**WORK REQUIRED:** What is the number of lines below that contain the word "bold"? Respond with that number alone.

**DATA SHOWN:**
_ _ _

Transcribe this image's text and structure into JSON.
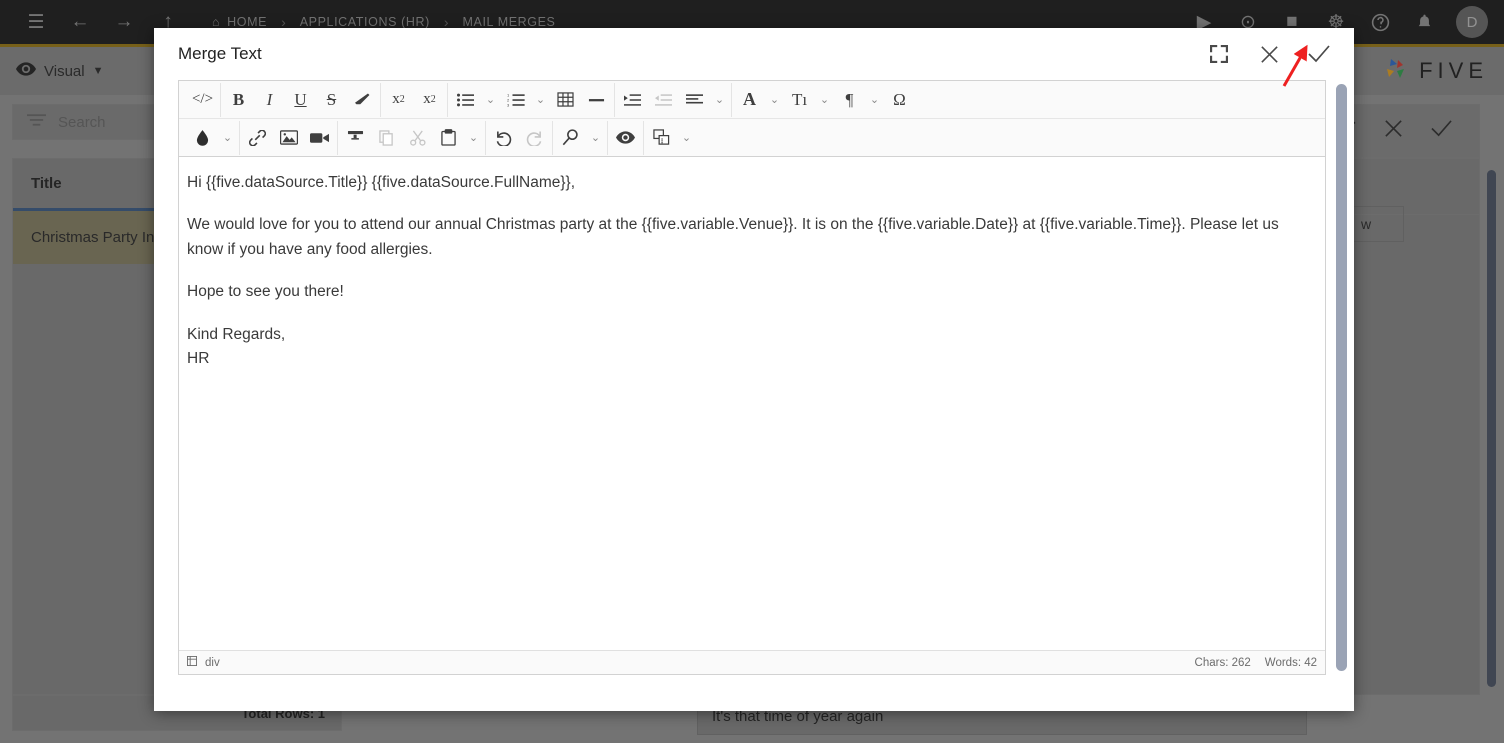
{
  "topbar": {
    "icons": [
      {
        "name": "hamburger-menu-icon",
        "glyph": "☰"
      },
      {
        "name": "back-arrow-icon",
        "glyph": "←"
      },
      {
        "name": "forward-arrow-icon",
        "glyph": "→"
      },
      {
        "name": "up-arrow-icon",
        "glyph": "↑"
      }
    ],
    "breadcrumbs": [
      {
        "label": "HOME",
        "icon": "home-icon"
      },
      {
        "label": "APPLICATIONS (HR)",
        "icon": ""
      },
      {
        "label": "MAIL MERGES",
        "icon": ""
      }
    ],
    "separator": "›",
    "right_icons": [
      {
        "name": "run-icon",
        "glyph": "▶"
      },
      {
        "name": "debug-run-icon",
        "glyph": "⊙"
      },
      {
        "name": "stop-icon",
        "glyph": "■"
      },
      {
        "name": "robot-icon",
        "glyph": "☸"
      },
      {
        "name": "help-icon",
        "glyph": "?"
      },
      {
        "name": "notifications-bell-icon",
        "glyph": "⌂"
      }
    ],
    "avatar_initial": "D"
  },
  "subbar": {
    "visual_label": "Visual",
    "visual_caret": "▼",
    "brand": "FIVE"
  },
  "search": {
    "placeholder": "Search"
  },
  "grid": {
    "column_header": "Title",
    "rows": [
      "Christmas Party Inv"
    ],
    "total_rows_label": "Total Rows: 1"
  },
  "record_toolbar": [
    {
      "name": "delete-record-icon",
      "glyph": "🗑"
    },
    {
      "name": "cancel-record-icon",
      "glyph": "✕"
    },
    {
      "name": "save-record-icon",
      "glyph": "✓"
    }
  ],
  "background_form": {
    "view_button": "w",
    "subject_value": "It's that time of year again"
  },
  "modal": {
    "title": "Merge Text",
    "actions": [
      {
        "name": "expand-fullscreen-button",
        "glyph": "expand"
      },
      {
        "name": "close-modal-button",
        "glyph": "✕"
      },
      {
        "name": "confirm-modal-button",
        "glyph": "✓"
      }
    ]
  },
  "toolbar_row1": [
    {
      "group": 1,
      "items": [
        {
          "name": "source-code-button",
          "label": "</>"
        }
      ]
    },
    {
      "group": 2,
      "items": [
        {
          "name": "bold-button",
          "label": "B",
          "style": "bold-serif"
        },
        {
          "name": "italic-button",
          "label": "I",
          "style": "italic-serif"
        },
        {
          "name": "underline-button",
          "label": "U",
          "style": "underline-serif"
        },
        {
          "name": "strikethrough-button",
          "label": "S",
          "style": "strike-serif"
        },
        {
          "name": "remove-format-button",
          "label": "eraser",
          "style": "icon"
        }
      ]
    },
    {
      "group": 3,
      "items": [
        {
          "name": "superscript-button",
          "label": "x²",
          "style": "sup"
        },
        {
          "name": "subscript-button",
          "label": "x₂",
          "style": "sub"
        }
      ]
    },
    {
      "group": 4,
      "items": [
        {
          "name": "bulleted-list-button",
          "label": "bullets",
          "style": "icon",
          "caret": true
        },
        {
          "name": "numbered-list-button",
          "label": "numbers",
          "style": "icon",
          "caret": true
        },
        {
          "name": "table-button",
          "label": "table",
          "style": "icon"
        },
        {
          "name": "horizontal-rule-button",
          "label": "hrule",
          "style": "icon"
        }
      ]
    },
    {
      "group": 5,
      "items": [
        {
          "name": "increase-indent-button",
          "label": "indent",
          "style": "icon"
        },
        {
          "name": "decrease-indent-button",
          "label": "outdent",
          "style": "icon",
          "dim": true
        },
        {
          "name": "align-button",
          "label": "align",
          "style": "icon",
          "caret": true
        }
      ]
    },
    {
      "group": 6,
      "items": [
        {
          "name": "font-family-button",
          "label": "A",
          "style": "bold-serif",
          "caret": true
        },
        {
          "name": "font-size-button",
          "label": "Tı",
          "style": "serif",
          "caret": true
        },
        {
          "name": "paragraph-format-button",
          "label": "¶",
          "style": "serif",
          "caret": true
        },
        {
          "name": "special-character-button",
          "label": "Ω",
          "style": "serif"
        }
      ]
    }
  ],
  "toolbar_row2": [
    {
      "group": 1,
      "items": [
        {
          "name": "text-color-button",
          "label": "droplet",
          "style": "icon",
          "caret": true
        }
      ]
    },
    {
      "group": 2,
      "items": [
        {
          "name": "insert-link-button",
          "label": "link",
          "style": "icon"
        },
        {
          "name": "insert-image-button",
          "label": "image",
          "style": "icon"
        },
        {
          "name": "insert-video-button",
          "label": "video",
          "style": "icon"
        }
      ]
    },
    {
      "group": 3,
      "items": [
        {
          "name": "format-painter-button",
          "label": "painter",
          "style": "icon"
        },
        {
          "name": "copy-button",
          "label": "copy",
          "style": "icon",
          "dim": true
        },
        {
          "name": "cut-button",
          "label": "scissors",
          "style": "icon",
          "dim": true
        },
        {
          "name": "paste-button",
          "label": "clipboard",
          "style": "icon",
          "caret": true
        }
      ]
    },
    {
      "group": 4,
      "items": [
        {
          "name": "undo-button",
          "label": "undo",
          "style": "icon"
        },
        {
          "name": "redo-button",
          "label": "redo",
          "style": "icon",
          "dim": true
        }
      ]
    },
    {
      "group": 5,
      "items": [
        {
          "name": "search-replace-button",
          "label": "magnifier",
          "style": "icon",
          "caret": true
        }
      ]
    },
    {
      "group": 6,
      "items": [
        {
          "name": "preview-button",
          "label": "eye",
          "style": "icon"
        }
      ]
    },
    {
      "group": 7,
      "items": [
        {
          "name": "merge-field-button",
          "label": "merge",
          "style": "icon",
          "caret": true
        }
      ]
    }
  ],
  "content": {
    "paragraphs": [
      "Hi {{five.dataSource.Title}} {{five.dataSource.FullName}},",
      "We would love for you to attend our annual Christmas party at the {{five.variable.Venue}}. It is on the {{five.variable.Date}} at {{five.variable.Time}}. Please let us know if you have any food allergies.",
      "Hope to see you there!",
      "Kind Regards,"
    ],
    "signature": "HR"
  },
  "statusbar": {
    "element_icon": "element-path-icon",
    "element_path": "div",
    "chars": "Chars: 262",
    "words": "Words: 42"
  },
  "colors": {
    "topbar_bg": "#1b1b1b",
    "gold_rule": "#a07d12",
    "grid_header_underline": "#3c5e8c",
    "selected_row": "#8a8467",
    "scrollbar_thumb": "#9aa3b5",
    "annotation_arrow": "#ee2020"
  }
}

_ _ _

**EXERCISE RESULT:** 3